### ASSIGNMENT
Go through the entries, filter for the word "JSON", and copy every line that has it.

[Web page and app entries]
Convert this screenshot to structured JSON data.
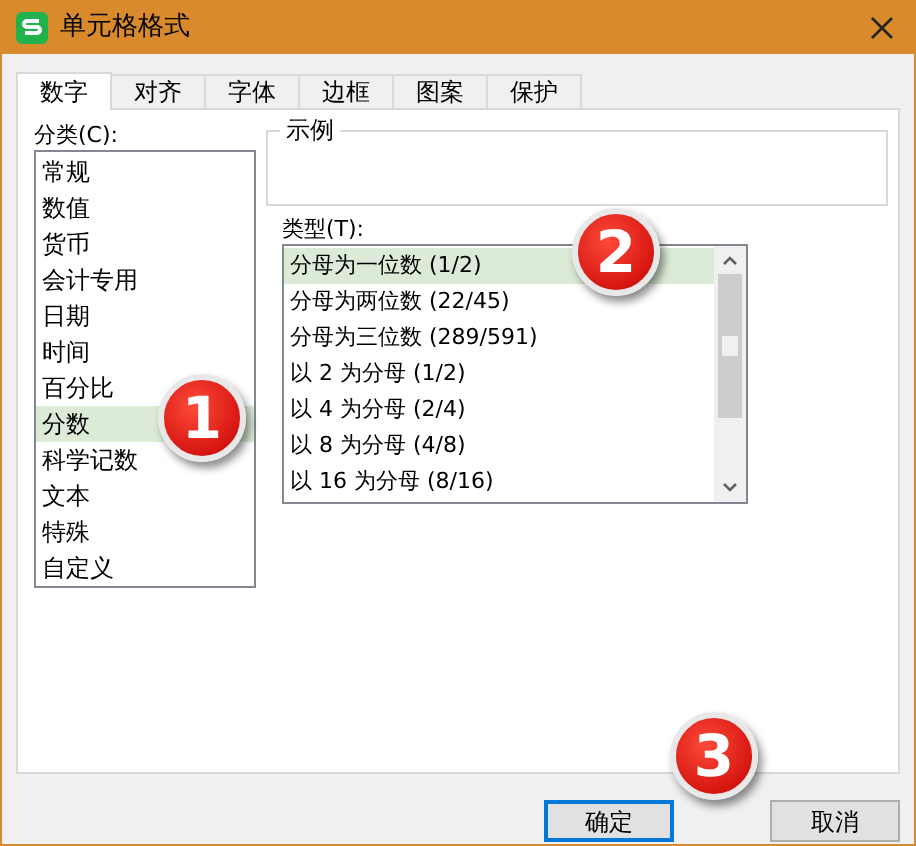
{
  "window": {
    "title": "单元格格式"
  },
  "tabs": [
    {
      "label": "数字",
      "selected": true
    },
    {
      "label": "对齐",
      "selected": false
    },
    {
      "label": "字体",
      "selected": false
    },
    {
      "label": "边框",
      "selected": false
    },
    {
      "label": "图案",
      "selected": false
    },
    {
      "label": "保护",
      "selected": false
    }
  ],
  "category": {
    "label": "分类(C):",
    "items": [
      {
        "label": "常规",
        "selected": false
      },
      {
        "label": "数值",
        "selected": false
      },
      {
        "label": "货币",
        "selected": false
      },
      {
        "label": "会计专用",
        "selected": false
      },
      {
        "label": "日期",
        "selected": false
      },
      {
        "label": "时间",
        "selected": false
      },
      {
        "label": "百分比",
        "selected": false
      },
      {
        "label": "分数",
        "selected": true
      },
      {
        "label": "科学记数",
        "selected": false
      },
      {
        "label": "文本",
        "selected": false
      },
      {
        "label": "特殊",
        "selected": false
      },
      {
        "label": "自定义",
        "selected": false
      }
    ]
  },
  "sample": {
    "label": "示例"
  },
  "type": {
    "label": "类型(T):",
    "items": [
      {
        "label": "分母为一位数 (1/2)",
        "selected": true
      },
      {
        "label": "分母为两位数 (22/45)",
        "selected": false
      },
      {
        "label": "分母为三位数 (289/591)",
        "selected": false
      },
      {
        "label": "以 2 为分母 (1/2)",
        "selected": false
      },
      {
        "label": "以 4 为分母 (2/4)",
        "selected": false
      },
      {
        "label": "以 8 为分母 (4/8)",
        "selected": false
      },
      {
        "label": "以 16 为分母 (8/16)",
        "selected": false
      }
    ]
  },
  "buttons": [
    "确定",
    "取消"
  ],
  "callouts": [
    "1",
    "2",
    "3"
  ]
}
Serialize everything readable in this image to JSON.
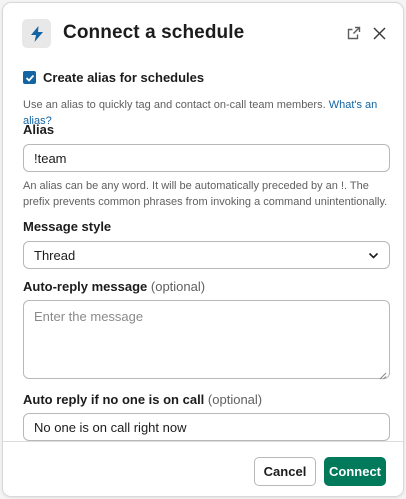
{
  "header": {
    "title": "Connect a schedule",
    "app_icon": "lightning-bolt-icon",
    "external_icon": "open-external-icon",
    "close_icon": "close-icon"
  },
  "alias_toggle": {
    "label": "Create alias for schedules",
    "checked": true,
    "hint": "Use an alias to quickly tag and contact on-call team members.",
    "hint_link": "What's an alias?"
  },
  "alias": {
    "label": "Alias",
    "value": "!team",
    "hint": "An alias can be any word. It will be automatically preceded by an !. The prefix prevents common phrases from invoking a command unintentionally."
  },
  "message_style": {
    "label": "Message style",
    "value": "Thread"
  },
  "auto_reply": {
    "label": "Auto-reply message",
    "optional": "(optional)",
    "placeholder": "Enter the message"
  },
  "auto_reply_no_oncall": {
    "label": "Auto reply if no one is on call",
    "optional": "(optional)",
    "value": "No one is on call right now"
  },
  "footer": {
    "cancel_label": "Cancel",
    "connect_label": "Connect"
  },
  "colors": {
    "accent_blue": "#1264a3",
    "connect_green": "#007a5a"
  }
}
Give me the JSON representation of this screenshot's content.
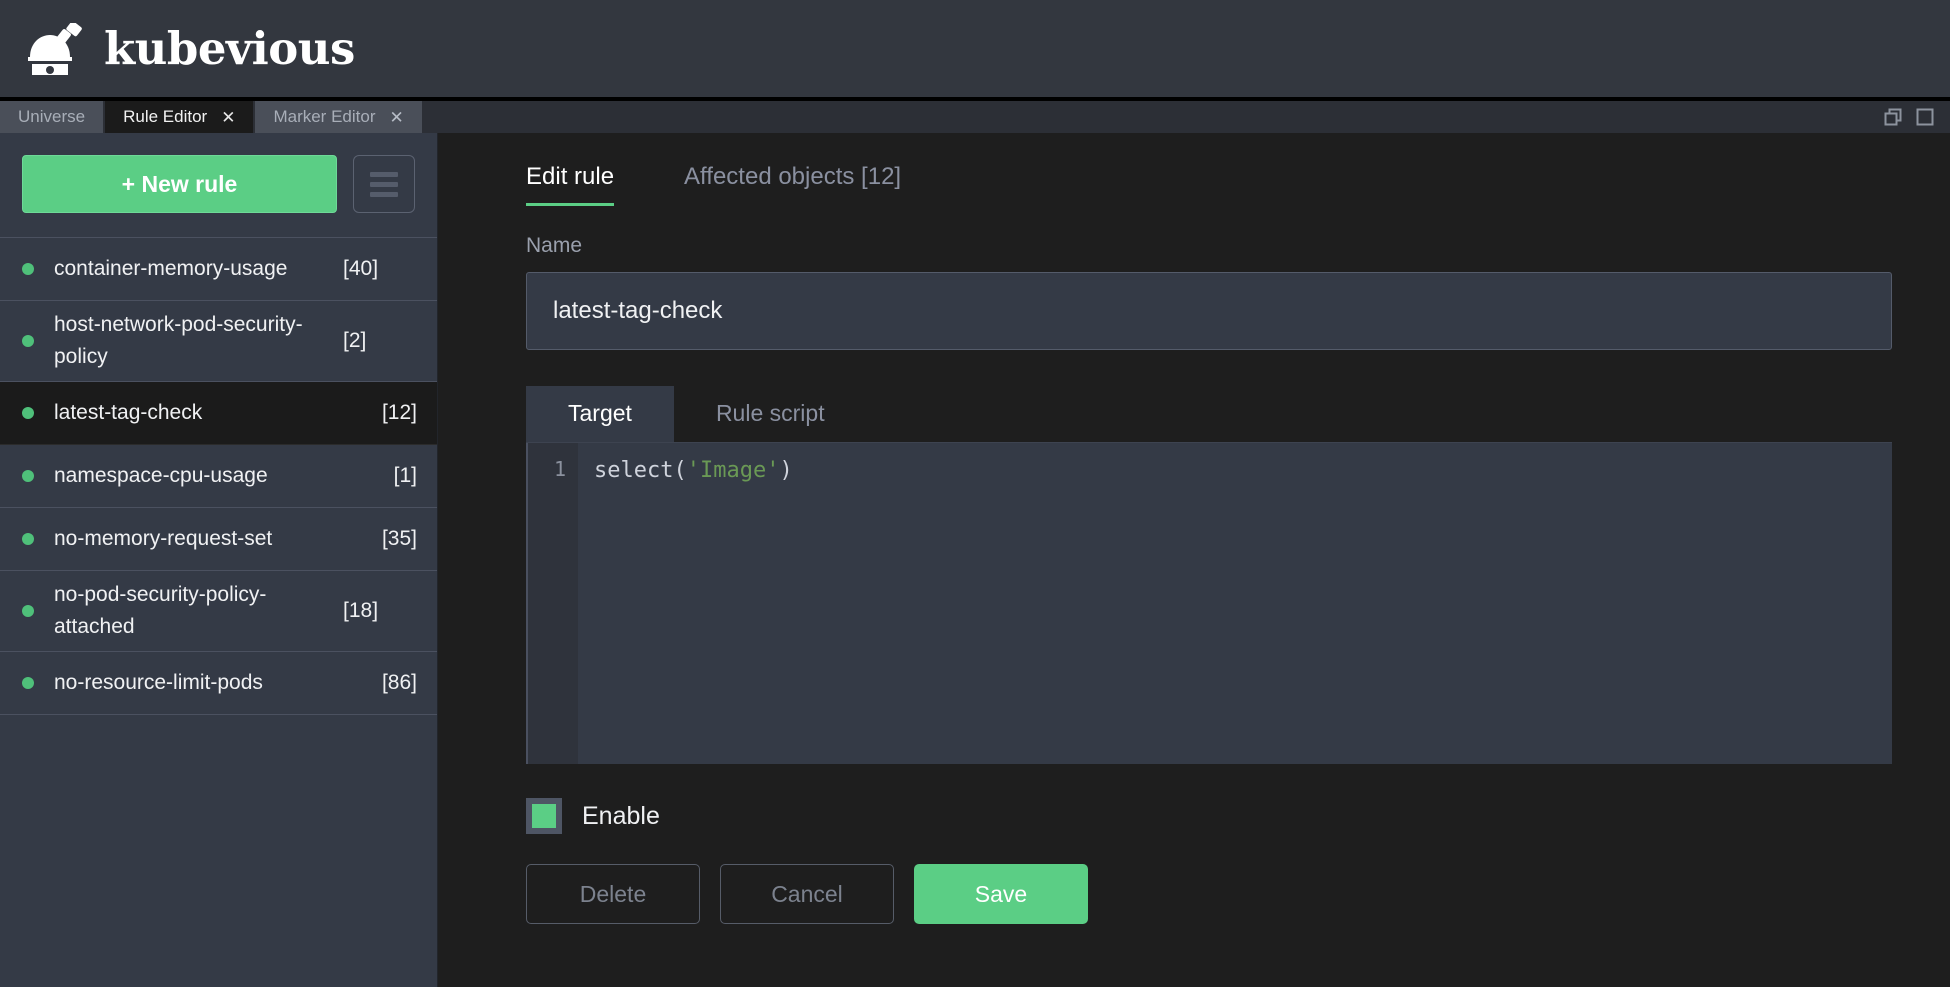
{
  "app": {
    "brand": "kubevious",
    "logo_icon": "observatory-dome-icon"
  },
  "tabstrip": {
    "tabs": [
      {
        "label": "Universe",
        "active": false,
        "closable": false
      },
      {
        "label": "Rule Editor",
        "active": true,
        "closable": true,
        "close_icon": "close-icon"
      },
      {
        "label": "Marker Editor",
        "active": false,
        "closable": true,
        "close_icon": "close-icon"
      }
    ],
    "window_controls": [
      {
        "icon": "restore-windows-icon"
      },
      {
        "icon": "maximize-window-icon"
      }
    ]
  },
  "sidebar": {
    "new_rule_label": "+ New rule",
    "menu_icon": "hamburger-menu-icon",
    "rules": [
      {
        "name": "container-memory-usage",
        "count": "[40]",
        "status": "enabled",
        "selected": false
      },
      {
        "name": "host-network-pod-security-policy",
        "count": "[2]",
        "status": "enabled",
        "selected": false
      },
      {
        "name": "latest-tag-check",
        "count": "[12]",
        "status": "enabled",
        "selected": true
      },
      {
        "name": "namespace-cpu-usage",
        "count": "[1]",
        "status": "enabled",
        "selected": false
      },
      {
        "name": "no-memory-request-set",
        "count": "[35]",
        "status": "enabled",
        "selected": false
      },
      {
        "name": "no-pod-security-policy-attached",
        "count": "[18]",
        "status": "enabled",
        "selected": false
      },
      {
        "name": "no-resource-limit-pods",
        "count": "[86]",
        "status": "enabled",
        "selected": false
      }
    ]
  },
  "main": {
    "tabs": [
      {
        "label": "Edit rule",
        "active": true
      },
      {
        "label": "Affected objects [12]",
        "active": false
      }
    ],
    "name_label": "Name",
    "name_value": "latest-tag-check",
    "name_placeholder": "Rule name",
    "editor_tabs": [
      {
        "label": "Target",
        "active": true
      },
      {
        "label": "Rule script",
        "active": false
      }
    ],
    "code": {
      "line_number": "1",
      "fn": "select(",
      "string": "'Image'",
      "close": ")"
    },
    "enable_label": "Enable",
    "enable_checked": true,
    "buttons": {
      "delete": "Delete",
      "cancel": "Cancel",
      "save": "Save"
    }
  },
  "colors": {
    "accent_green": "#5bce85",
    "header_bg": "#33373f",
    "sidebar_bg": "#343a46",
    "main_bg": "#1e1e1e",
    "selected_bg": "#1b1b1b",
    "string_token": "#6a9955"
  }
}
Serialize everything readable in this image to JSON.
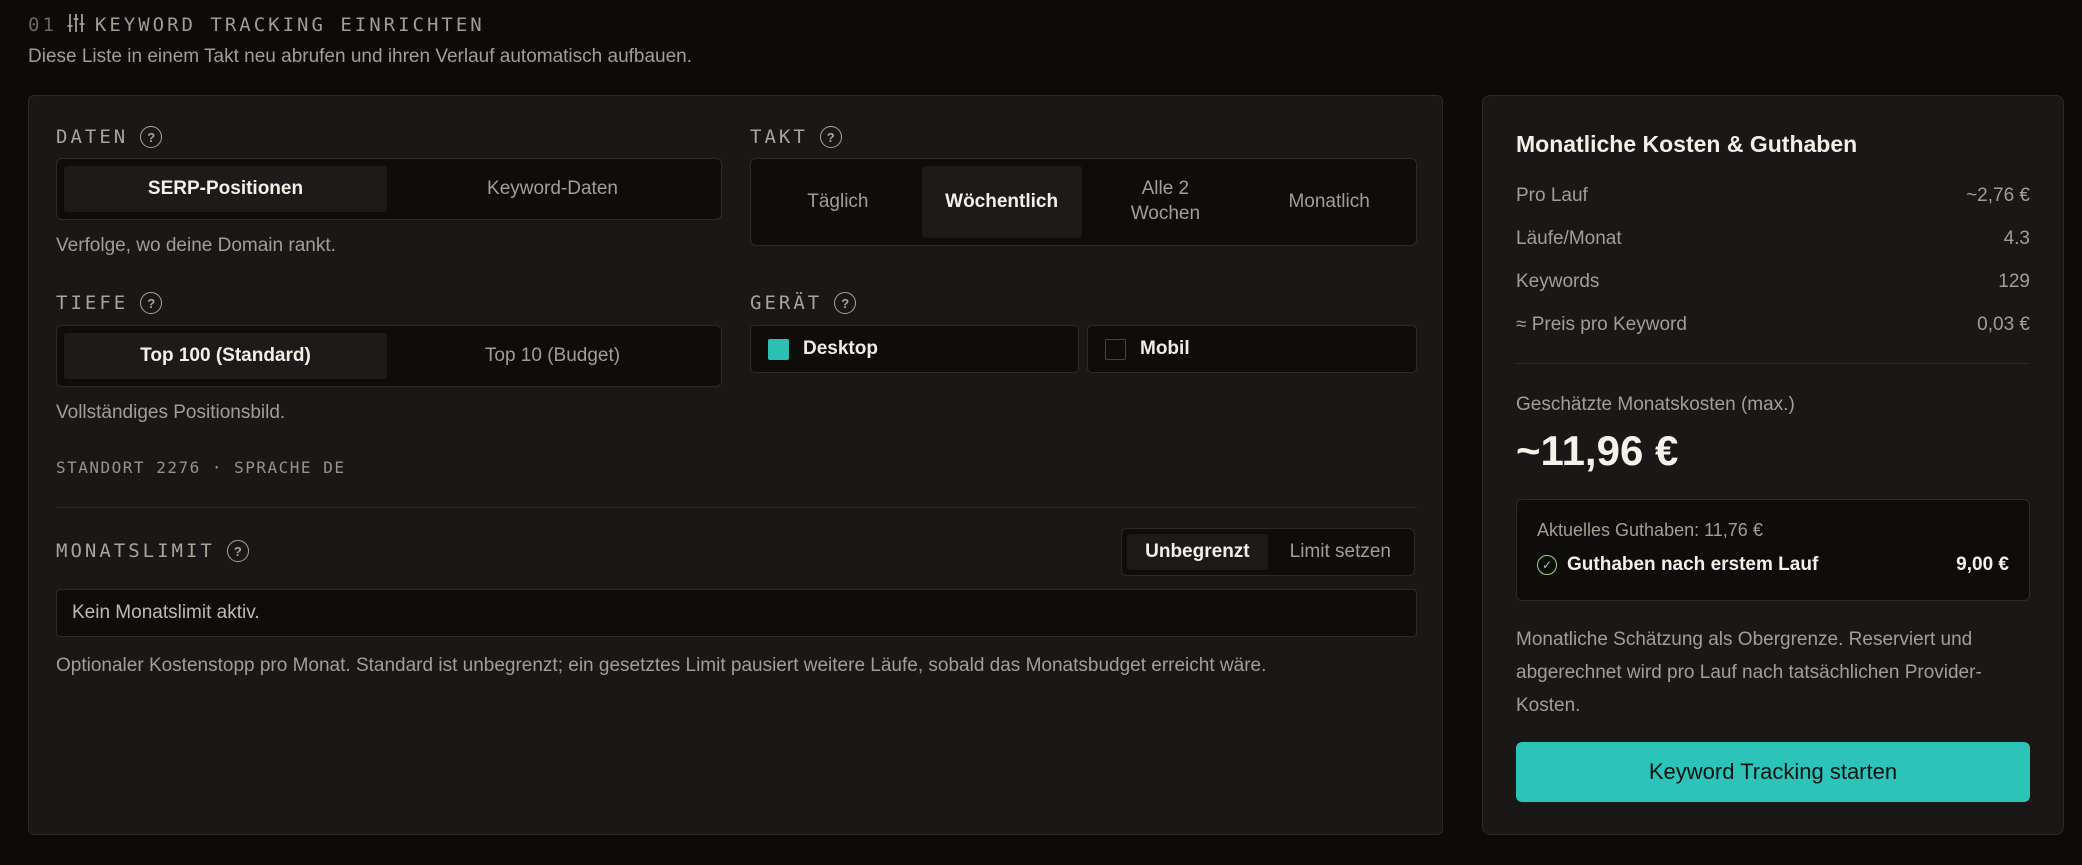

### WRITTEN RESPONSE
Convert this screenshot to structured JSON data.
Serialize everything readable in this image to JSON.
Give me the JSON representation of this screenshot's content.
Serialize everything readable in this image to JSON.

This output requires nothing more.